I vividly remember the first time I learned about the power of compound interest.
My 9th grade social studies teacher taught us a lesson on it, showing what would happen if one student started saving for retirement at age 23 and then stopped putting money away at 35, and another student waited until he was 35 to even start his savings.
Because of compound interest, the first student ended up with more money, and had had to put away a lot less.
Unfortunately, not everyone is lucky enough to have that lesson early.
According to the Employee Benefit Research Institute, 43% of workers had less than $10,000 put away for retirement in 2010. This will certainly not do.
Regardless if you’re 23 or 45, it’s important you’re taking control of your retirement accounts. Retirement can be one of the most relaxing and freeing times of your life, or it can be a nightmare of working and struggling to pay bills. I
f you feel like you’ve already fallen behind on your retirement savings, don’t worry, there are plenty of ways you can get caught up.
How to Catch Up on Your Retirement Contributions
If you’re one of the millions of Americans who have not put enough away for retirement, here are some things you can do to catch up:
1. First and foremost, you need to have an expert ally on your side. Find a reputable financial planner and lay out a plan together. It may seem as though only rich people need financial planners, but that is simply not true. Planning for retirement can be complicated, particularly if you are on a deadline, so get professional help!
2. Start cutting back. If you are still hoping to retire “on time,” you’ll have to re-prioritize your spending. With each paycheck, you’ll need to pay yourself first (that is a necessity!) before you spend money on non-essentials. This means getting rid of credit card debt and potentially even downsizing your home so that more money can go towards your retirement. You may have to rethink how you spend your money—no more lavish vacations or less help to your kids for college—but the better gift to yourself and your children is to be well prepared for retirement.
If you want to cut back (and you probably should), the best way to do this is to create a budget. If you don’t know where your money is being spent, you don’t know the areas where you’re overspending. The best way to do this is to create a budget through one of the finance managing apps, like Mint. Mint allows you to create an account and then sync the account with your bank accounts and credit cards. Mint then puts all of your transactions into the appropriate categories. You can see graphs which will show you the areas where you’re spending too much.
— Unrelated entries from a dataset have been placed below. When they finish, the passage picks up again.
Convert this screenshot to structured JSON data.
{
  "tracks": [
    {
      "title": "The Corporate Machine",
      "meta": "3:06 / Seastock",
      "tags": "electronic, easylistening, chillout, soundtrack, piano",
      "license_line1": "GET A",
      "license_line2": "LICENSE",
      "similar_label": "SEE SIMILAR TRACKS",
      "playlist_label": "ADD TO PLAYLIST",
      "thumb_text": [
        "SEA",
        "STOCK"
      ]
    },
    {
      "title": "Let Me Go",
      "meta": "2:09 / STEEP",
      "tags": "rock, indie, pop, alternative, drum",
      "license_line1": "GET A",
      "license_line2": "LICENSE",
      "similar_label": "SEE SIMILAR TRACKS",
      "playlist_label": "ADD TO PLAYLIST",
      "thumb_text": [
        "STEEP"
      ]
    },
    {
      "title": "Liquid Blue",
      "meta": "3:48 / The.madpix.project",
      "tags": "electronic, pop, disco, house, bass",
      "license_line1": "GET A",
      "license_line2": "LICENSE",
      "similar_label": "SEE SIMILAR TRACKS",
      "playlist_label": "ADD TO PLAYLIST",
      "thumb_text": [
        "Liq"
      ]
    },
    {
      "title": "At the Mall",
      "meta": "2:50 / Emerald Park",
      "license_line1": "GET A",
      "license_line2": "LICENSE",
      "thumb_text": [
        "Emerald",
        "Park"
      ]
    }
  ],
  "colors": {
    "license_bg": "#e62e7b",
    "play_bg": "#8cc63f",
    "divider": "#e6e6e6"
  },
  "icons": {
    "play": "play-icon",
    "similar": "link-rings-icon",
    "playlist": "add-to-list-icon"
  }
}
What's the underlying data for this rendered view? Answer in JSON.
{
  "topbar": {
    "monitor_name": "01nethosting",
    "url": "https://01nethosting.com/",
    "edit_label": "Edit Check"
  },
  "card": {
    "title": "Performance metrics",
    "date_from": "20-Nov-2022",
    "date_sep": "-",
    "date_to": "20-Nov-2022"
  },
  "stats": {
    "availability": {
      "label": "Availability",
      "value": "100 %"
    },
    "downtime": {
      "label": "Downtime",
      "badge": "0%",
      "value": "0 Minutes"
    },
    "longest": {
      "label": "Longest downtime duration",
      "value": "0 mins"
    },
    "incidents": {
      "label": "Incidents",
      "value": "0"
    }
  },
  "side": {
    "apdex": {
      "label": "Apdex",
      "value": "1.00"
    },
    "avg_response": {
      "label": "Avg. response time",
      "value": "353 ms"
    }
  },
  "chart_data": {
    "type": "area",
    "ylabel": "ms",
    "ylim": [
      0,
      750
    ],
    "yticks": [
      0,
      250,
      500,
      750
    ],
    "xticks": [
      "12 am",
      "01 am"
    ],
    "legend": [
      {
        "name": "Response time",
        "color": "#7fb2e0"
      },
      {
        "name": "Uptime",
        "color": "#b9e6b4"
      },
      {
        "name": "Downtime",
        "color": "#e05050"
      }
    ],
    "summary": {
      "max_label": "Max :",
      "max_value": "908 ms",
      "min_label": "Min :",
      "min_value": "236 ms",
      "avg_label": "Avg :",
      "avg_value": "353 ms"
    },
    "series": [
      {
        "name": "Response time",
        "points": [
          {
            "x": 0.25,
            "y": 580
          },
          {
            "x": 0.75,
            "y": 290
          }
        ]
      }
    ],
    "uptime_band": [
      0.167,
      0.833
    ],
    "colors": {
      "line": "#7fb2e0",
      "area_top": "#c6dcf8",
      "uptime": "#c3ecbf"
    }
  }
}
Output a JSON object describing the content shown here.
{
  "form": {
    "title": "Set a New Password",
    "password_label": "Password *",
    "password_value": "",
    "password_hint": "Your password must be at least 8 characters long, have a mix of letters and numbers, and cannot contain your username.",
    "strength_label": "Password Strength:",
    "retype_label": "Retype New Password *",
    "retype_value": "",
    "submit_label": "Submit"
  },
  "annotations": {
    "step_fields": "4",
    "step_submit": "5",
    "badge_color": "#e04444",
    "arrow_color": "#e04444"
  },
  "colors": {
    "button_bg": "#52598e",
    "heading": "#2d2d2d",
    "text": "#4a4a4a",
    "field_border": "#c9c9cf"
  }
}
3. Keep working longer. This is an almost blasphemous idea—just look at the riots in Europe when the governments there suggest it—but continuing to work past the magical age of 65 is a way to stretch your retirement further. It reduces the number of years that you are retired, and it gives you more years to grow your nest egg and potentially earn more through Social Security. If you love your job, continuing to work can also give you a few more years to figure out how to transition into being a retired person—it might be an easier change financially and psychologically if you reduce your hours over a number of years.
4. Take on more work now. It’s always possible to take on a second job and funnel all of that money into your retirement funds. While no one in the midst of a career wants to be delivering pizzas on weekends, it is certainly possible to find work that will be rewarding and lucrative. Could you teach about your field at the local community college? Could you work a night or two a week at the craft store you frequent? Be open to diversifying your income, and it can really help your bottom line.
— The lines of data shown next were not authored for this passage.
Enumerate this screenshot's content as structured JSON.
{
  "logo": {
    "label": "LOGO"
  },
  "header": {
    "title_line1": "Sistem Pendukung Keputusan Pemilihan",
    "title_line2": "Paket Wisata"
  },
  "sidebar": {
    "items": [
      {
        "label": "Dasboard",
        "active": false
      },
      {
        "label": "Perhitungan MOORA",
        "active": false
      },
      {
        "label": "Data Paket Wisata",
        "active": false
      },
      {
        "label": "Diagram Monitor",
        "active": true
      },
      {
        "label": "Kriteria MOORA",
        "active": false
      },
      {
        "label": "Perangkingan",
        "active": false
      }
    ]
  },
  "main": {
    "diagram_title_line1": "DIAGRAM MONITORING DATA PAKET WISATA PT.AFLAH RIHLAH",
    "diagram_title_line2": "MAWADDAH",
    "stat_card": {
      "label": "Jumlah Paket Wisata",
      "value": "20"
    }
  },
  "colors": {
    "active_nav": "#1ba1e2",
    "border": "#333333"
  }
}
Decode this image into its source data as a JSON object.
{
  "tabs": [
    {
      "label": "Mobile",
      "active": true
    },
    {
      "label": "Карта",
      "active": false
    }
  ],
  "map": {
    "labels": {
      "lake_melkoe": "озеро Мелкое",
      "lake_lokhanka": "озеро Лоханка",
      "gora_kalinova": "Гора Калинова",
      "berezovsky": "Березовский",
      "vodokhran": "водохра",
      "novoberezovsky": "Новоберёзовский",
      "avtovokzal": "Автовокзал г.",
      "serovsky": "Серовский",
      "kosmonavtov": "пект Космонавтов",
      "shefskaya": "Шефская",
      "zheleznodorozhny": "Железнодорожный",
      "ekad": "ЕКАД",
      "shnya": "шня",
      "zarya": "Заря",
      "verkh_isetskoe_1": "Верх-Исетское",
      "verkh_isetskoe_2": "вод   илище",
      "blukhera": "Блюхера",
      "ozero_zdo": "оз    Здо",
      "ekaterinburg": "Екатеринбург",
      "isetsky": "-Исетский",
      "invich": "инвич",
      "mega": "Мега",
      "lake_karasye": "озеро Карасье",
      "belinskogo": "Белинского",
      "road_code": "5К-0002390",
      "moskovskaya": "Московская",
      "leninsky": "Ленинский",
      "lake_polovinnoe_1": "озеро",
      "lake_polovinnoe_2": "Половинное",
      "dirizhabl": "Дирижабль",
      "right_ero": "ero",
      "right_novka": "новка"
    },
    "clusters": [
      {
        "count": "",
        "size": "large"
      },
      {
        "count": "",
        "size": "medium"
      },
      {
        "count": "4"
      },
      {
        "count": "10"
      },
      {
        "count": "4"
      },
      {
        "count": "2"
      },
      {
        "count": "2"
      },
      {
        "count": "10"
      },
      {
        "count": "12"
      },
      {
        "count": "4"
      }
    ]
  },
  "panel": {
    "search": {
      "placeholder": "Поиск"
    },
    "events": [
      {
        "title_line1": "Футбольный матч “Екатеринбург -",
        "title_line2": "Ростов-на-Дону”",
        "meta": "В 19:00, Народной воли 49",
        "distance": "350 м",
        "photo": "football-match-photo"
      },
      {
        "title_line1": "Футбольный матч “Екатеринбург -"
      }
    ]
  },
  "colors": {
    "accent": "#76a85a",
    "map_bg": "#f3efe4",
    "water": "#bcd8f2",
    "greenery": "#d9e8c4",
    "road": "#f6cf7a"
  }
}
5. Absolutely do NOT increase the risk level of your retirement portfolio. This would be gambling with your future. Make sure that you are well invested with reasonable level of risk and return—or you might find yourself working until you’re 100!
6. Max out your 401k. Most companies have a 401k program they allow their employees to use. There are plenty of companies which have a matching program. These companies will match any dollar you put in your 401k account up to a certain amount. If you want to catch up on your retirement accounts, you should always max out the amount they match. If you don’t take advantage of the employer-match program, you’re leaving money on the table.
7. Use “Catch-up contributions.” I mean, it says it directly in the name. Depending on your age, you might be able to take advantage of catch-up contributions. For any worker over the age of 50, you can put more money into your 401k account compared to people who are under 50. If you’re getting closer to retirement, your limit jumps up to $24,500 every year. This is $6,000 more than those young whipper-snappers under 50.
Not only can you put more in your 401k, but you can also contribute more to your other retirement accounts, like your IRA or Roth IRA. For your IRA accounts, you can add an additional $1,000 to the limit. Those who are 50 or older can put $6,500. It might not seem like a lot, but every extra dollar can have a huge impact through the years.
8. Stay patient. Saving up for retirement is not a spring. It’s a long, long marathon. If you’ve realized you’re a little behind where you want to be, it’s going to take time to catch back up. This journey won’t happen overnight. It can be depressing to watch the number slowly creep up or to see how far you have to go, but don’t lose hope. You’ll get there eventually.
Catching up on lost retirement investing is not a fun prospect. But you owe it to yourself and your family to make sure money will not be a worry in your golden years.
Regardless of how old you are, it’s not too late to get started. If you want to take advantage of the magical compound interest, you need to start today.